- Schiesel, Seth. “Aiming for the Perfect Shot; Golf is a most challenging game – for the TV crew.” The New York Times. 10/6/99. C1. [↩]
- Cossar, Harper. “Televised golf and the creation of narrative,” Movie Stars and Allstars:
Sports in Film and History, Eds. Ron Briley, Michael K. Schoenecke and Deborah A. Carmichael, University of Kentucky Press, 2008. [↩]
- The private golf club is powerful and influential enough that it can afford to go without commercial sponsorship, as it did during the Martha Burke controversy several years ago. [↩]
- NBC cut away from the New York Jets vs. Oakland Raiders football game on November 17, 1968 with the Jets leading 32-29 with only 65 seconds left in the game.
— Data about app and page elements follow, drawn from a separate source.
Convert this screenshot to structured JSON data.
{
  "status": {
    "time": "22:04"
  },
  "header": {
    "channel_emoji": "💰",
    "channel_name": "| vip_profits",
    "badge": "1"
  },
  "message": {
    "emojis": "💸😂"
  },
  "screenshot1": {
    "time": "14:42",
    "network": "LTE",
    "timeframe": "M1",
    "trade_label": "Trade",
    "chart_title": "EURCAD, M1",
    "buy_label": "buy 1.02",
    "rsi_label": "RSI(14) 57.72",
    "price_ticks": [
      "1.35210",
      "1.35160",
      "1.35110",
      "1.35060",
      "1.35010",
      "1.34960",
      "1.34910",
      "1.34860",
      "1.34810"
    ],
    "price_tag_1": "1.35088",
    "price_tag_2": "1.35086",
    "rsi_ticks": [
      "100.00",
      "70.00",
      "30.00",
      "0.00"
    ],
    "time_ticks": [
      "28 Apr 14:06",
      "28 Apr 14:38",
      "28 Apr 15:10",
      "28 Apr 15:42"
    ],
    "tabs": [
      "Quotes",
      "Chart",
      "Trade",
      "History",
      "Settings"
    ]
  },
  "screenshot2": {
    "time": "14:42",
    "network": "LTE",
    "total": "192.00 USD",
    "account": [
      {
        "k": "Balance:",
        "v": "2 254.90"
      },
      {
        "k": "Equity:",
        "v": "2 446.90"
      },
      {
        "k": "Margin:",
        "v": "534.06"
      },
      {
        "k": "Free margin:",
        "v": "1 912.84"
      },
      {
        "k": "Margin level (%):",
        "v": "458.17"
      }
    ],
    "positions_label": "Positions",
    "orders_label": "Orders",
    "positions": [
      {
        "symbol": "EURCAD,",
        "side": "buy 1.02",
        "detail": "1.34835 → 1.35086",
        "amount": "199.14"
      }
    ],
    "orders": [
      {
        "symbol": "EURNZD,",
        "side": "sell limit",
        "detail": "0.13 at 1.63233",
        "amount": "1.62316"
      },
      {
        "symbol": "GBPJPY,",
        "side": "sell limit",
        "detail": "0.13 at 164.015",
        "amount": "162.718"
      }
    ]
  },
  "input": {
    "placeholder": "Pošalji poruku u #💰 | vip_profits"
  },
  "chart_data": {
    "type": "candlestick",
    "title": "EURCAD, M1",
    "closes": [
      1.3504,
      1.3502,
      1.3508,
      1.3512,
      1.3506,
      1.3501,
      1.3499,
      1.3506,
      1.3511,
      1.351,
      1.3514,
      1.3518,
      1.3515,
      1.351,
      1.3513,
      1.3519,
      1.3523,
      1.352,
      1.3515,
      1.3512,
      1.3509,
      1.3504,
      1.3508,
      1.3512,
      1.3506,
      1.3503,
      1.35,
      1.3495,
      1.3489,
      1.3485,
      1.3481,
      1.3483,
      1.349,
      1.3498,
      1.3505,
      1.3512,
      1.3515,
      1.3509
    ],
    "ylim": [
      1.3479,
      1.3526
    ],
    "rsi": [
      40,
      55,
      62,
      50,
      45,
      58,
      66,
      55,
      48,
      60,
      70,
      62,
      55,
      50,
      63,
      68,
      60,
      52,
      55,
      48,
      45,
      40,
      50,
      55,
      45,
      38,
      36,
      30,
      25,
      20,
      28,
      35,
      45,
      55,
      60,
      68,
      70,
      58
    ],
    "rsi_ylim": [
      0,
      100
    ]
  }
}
The Raiders scored 14 points in those 65 seconds, winning 43-32, but fans outside of the Pacific Time Zone did not see the outcome because NBC cued a hard schedule break to show the movie Heidi. [↩]